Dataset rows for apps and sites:
■ ■ ■ ■ ■ ■ ■

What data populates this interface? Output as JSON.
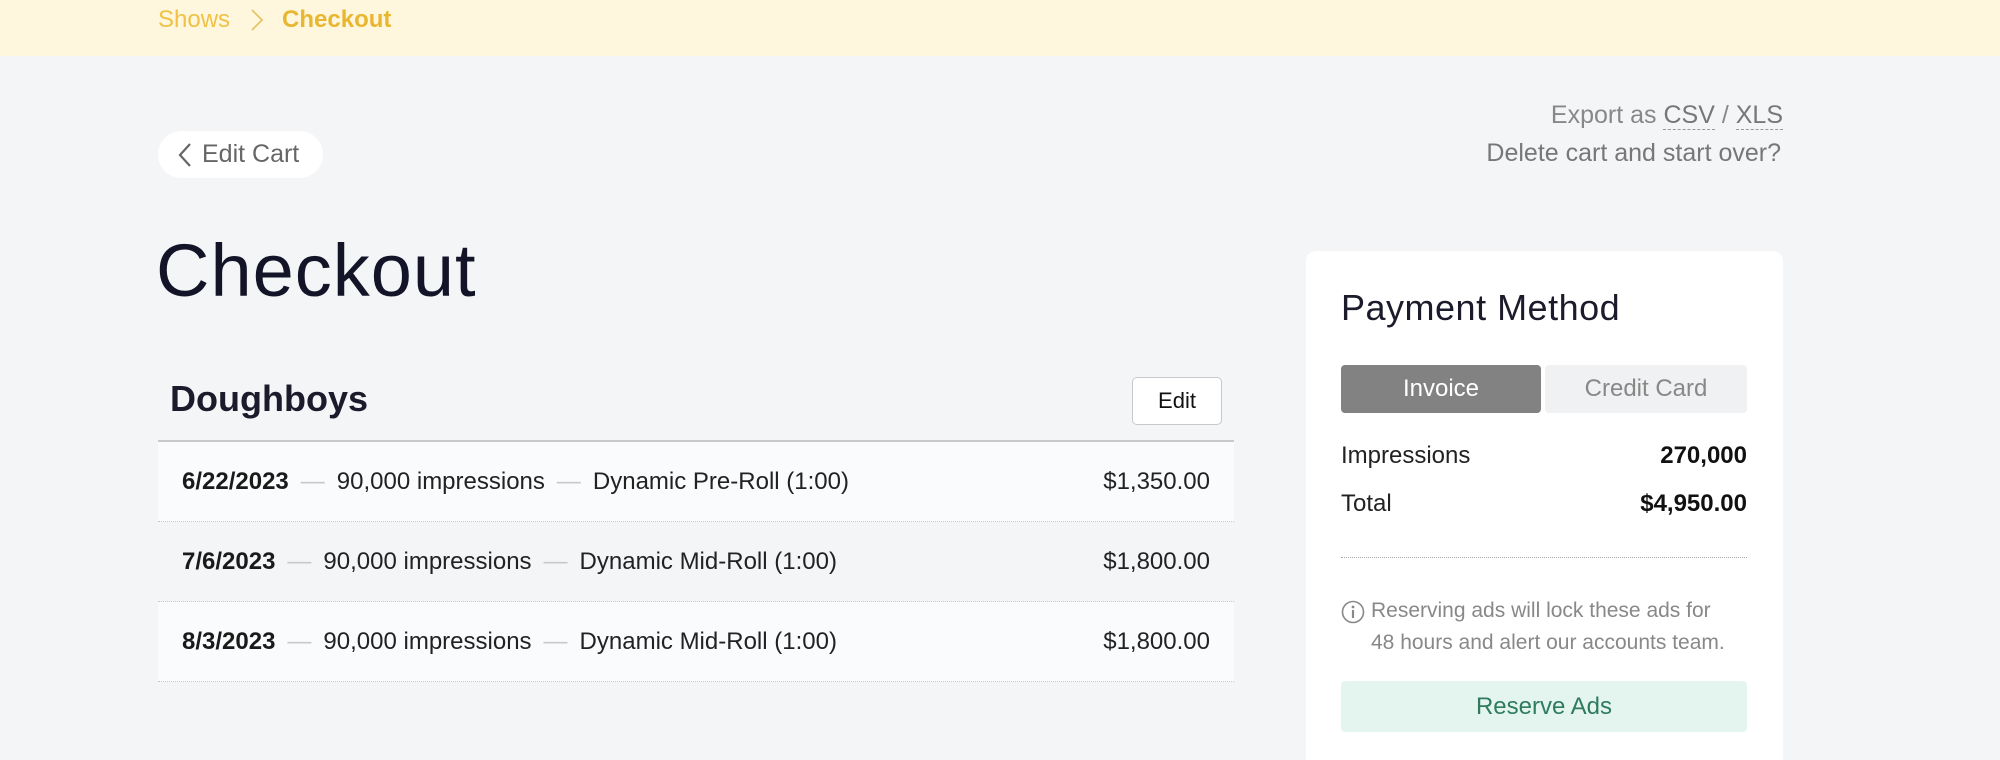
{
  "breadcrumb": {
    "parent": "Shows",
    "current": "Checkout"
  },
  "back": {
    "label": "Edit Cart"
  },
  "export": {
    "prefix": "Export as",
    "csv": "CSV",
    "separator": "/",
    "xls": "XLS"
  },
  "delete_cart": "Delete cart and start over?",
  "page_title": "Checkout",
  "show": {
    "name": "Doughboys",
    "edit_label": "Edit",
    "line_items": [
      {
        "date": "6/22/2023",
        "impressions": "90,000 impressions",
        "placement": "Dynamic Pre-Roll (1:00)",
        "price": "$1,350.00"
      },
      {
        "date": "7/6/2023",
        "impressions": "90,000 impressions",
        "placement": "Dynamic Mid-Roll (1:00)",
        "price": "$1,800.00"
      },
      {
        "date": "8/3/2023",
        "impressions": "90,000 impressions",
        "placement": "Dynamic Mid-Roll (1:00)",
        "price": "$1,800.00"
      }
    ]
  },
  "payment": {
    "title": "Payment Method",
    "options": [
      "Invoice",
      "Credit Card"
    ],
    "selected": "Invoice",
    "impressions_label": "Impressions",
    "impressions_value": "270,000",
    "total_label": "Total",
    "total_value": "$4,950.00",
    "notice_line1": "Reserving ads will lock these ads for",
    "notice_line2": "48 hours and alert our accounts team.",
    "reserve_label": "Reserve Ads"
  },
  "colors": {
    "topbar": "#fef7dd",
    "breadcrumb": "#efc246",
    "selected_toggle": "#828282",
    "reserve_bg": "#e4f5f0",
    "reserve_text": "#2e7b5e"
  },
  "icons": {
    "breadcrumb_separator": "chevron-right-icon",
    "back": "chevron-left-icon",
    "notice": "info-icon"
  }
}
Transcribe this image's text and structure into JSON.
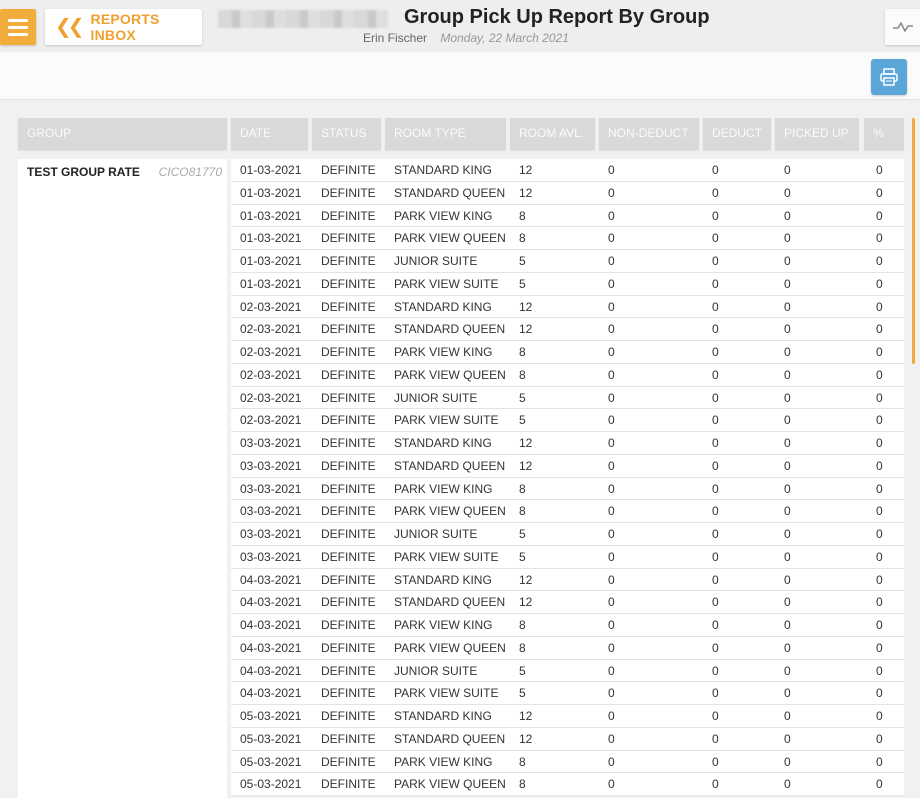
{
  "header": {
    "back_label": "REPORTS INBOX",
    "title": "Group Pick Up Report By Group",
    "user": "Erin Fischer",
    "date": "Monday, 22 March 2021"
  },
  "columns": [
    "GROUP",
    "DATE",
    "STATUS",
    "ROOM TYPE",
    "ROOM AVL.",
    "NON-DEDUCT",
    "DEDUCT",
    "PICKED UP",
    "%"
  ],
  "group": {
    "name": "TEST GROUP RATE",
    "code": "CICO81770"
  },
  "rows": [
    [
      "01-03-2021",
      "DEFINITE",
      "STANDARD KING",
      "12",
      "0",
      "0",
      "0",
      "0"
    ],
    [
      "01-03-2021",
      "DEFINITE",
      "STANDARD QUEEN",
      "12",
      "0",
      "0",
      "0",
      "0"
    ],
    [
      "01-03-2021",
      "DEFINITE",
      "PARK VIEW KING",
      "8",
      "0",
      "0",
      "0",
      "0"
    ],
    [
      "01-03-2021",
      "DEFINITE",
      "PARK VIEW QUEEN",
      "8",
      "0",
      "0",
      "0",
      "0"
    ],
    [
      "01-03-2021",
      "DEFINITE",
      "JUNIOR SUITE",
      "5",
      "0",
      "0",
      "0",
      "0"
    ],
    [
      "01-03-2021",
      "DEFINITE",
      "PARK VIEW SUITE",
      "5",
      "0",
      "0",
      "0",
      "0"
    ],
    [
      "02-03-2021",
      "DEFINITE",
      "STANDARD KING",
      "12",
      "0",
      "0",
      "0",
      "0"
    ],
    [
      "02-03-2021",
      "DEFINITE",
      "STANDARD QUEEN",
      "12",
      "0",
      "0",
      "0",
      "0"
    ],
    [
      "02-03-2021",
      "DEFINITE",
      "PARK VIEW KING",
      "8",
      "0",
      "0",
      "0",
      "0"
    ],
    [
      "02-03-2021",
      "DEFINITE",
      "PARK VIEW QUEEN",
      "8",
      "0",
      "0",
      "0",
      "0"
    ],
    [
      "02-03-2021",
      "DEFINITE",
      "JUNIOR SUITE",
      "5",
      "0",
      "0",
      "0",
      "0"
    ],
    [
      "02-03-2021",
      "DEFINITE",
      "PARK VIEW SUITE",
      "5",
      "0",
      "0",
      "0",
      "0"
    ],
    [
      "03-03-2021",
      "DEFINITE",
      "STANDARD KING",
      "12",
      "0",
      "0",
      "0",
      "0"
    ],
    [
      "03-03-2021",
      "DEFINITE",
      "STANDARD QUEEN",
      "12",
      "0",
      "0",
      "0",
      "0"
    ],
    [
      "03-03-2021",
      "DEFINITE",
      "PARK VIEW KING",
      "8",
      "0",
      "0",
      "0",
      "0"
    ],
    [
      "03-03-2021",
      "DEFINITE",
      "PARK VIEW QUEEN",
      "8",
      "0",
      "0",
      "0",
      "0"
    ],
    [
      "03-03-2021",
      "DEFINITE",
      "JUNIOR SUITE",
      "5",
      "0",
      "0",
      "0",
      "0"
    ],
    [
      "03-03-2021",
      "DEFINITE",
      "PARK VIEW SUITE",
      "5",
      "0",
      "0",
      "0",
      "0"
    ],
    [
      "04-03-2021",
      "DEFINITE",
      "STANDARD KING",
      "12",
      "0",
      "0",
      "0",
      "0"
    ],
    [
      "04-03-2021",
      "DEFINITE",
      "STANDARD QUEEN",
      "12",
      "0",
      "0",
      "0",
      "0"
    ],
    [
      "04-03-2021",
      "DEFINITE",
      "PARK VIEW KING",
      "8",
      "0",
      "0",
      "0",
      "0"
    ],
    [
      "04-03-2021",
      "DEFINITE",
      "PARK VIEW QUEEN",
      "8",
      "0",
      "0",
      "0",
      "0"
    ],
    [
      "04-03-2021",
      "DEFINITE",
      "JUNIOR SUITE",
      "5",
      "0",
      "0",
      "0",
      "0"
    ],
    [
      "04-03-2021",
      "DEFINITE",
      "PARK VIEW SUITE",
      "5",
      "0",
      "0",
      "0",
      "0"
    ],
    [
      "05-03-2021",
      "DEFINITE",
      "STANDARD KING",
      "12",
      "0",
      "0",
      "0",
      "0"
    ],
    [
      "05-03-2021",
      "DEFINITE",
      "STANDARD QUEEN",
      "12",
      "0",
      "0",
      "0",
      "0"
    ],
    [
      "05-03-2021",
      "DEFINITE",
      "PARK VIEW KING",
      "8",
      "0",
      "0",
      "0",
      "0"
    ],
    [
      "05-03-2021",
      "DEFINITE",
      "PARK VIEW QUEEN",
      "8",
      "0",
      "0",
      "0",
      "0"
    ]
  ],
  "icons": {
    "menu": "hamburger-menu-icon",
    "back": "double-chevron-left-icon",
    "chart": "line-chart-icon",
    "print": "printer-icon"
  },
  "colors": {
    "accent": "#f0ad3c",
    "print_button": "#5aa6d8"
  }
}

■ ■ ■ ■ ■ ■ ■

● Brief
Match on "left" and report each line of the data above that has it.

● Task solution
    "back": "chevron-left-icon",
    "back": "double-chevron-left-icon",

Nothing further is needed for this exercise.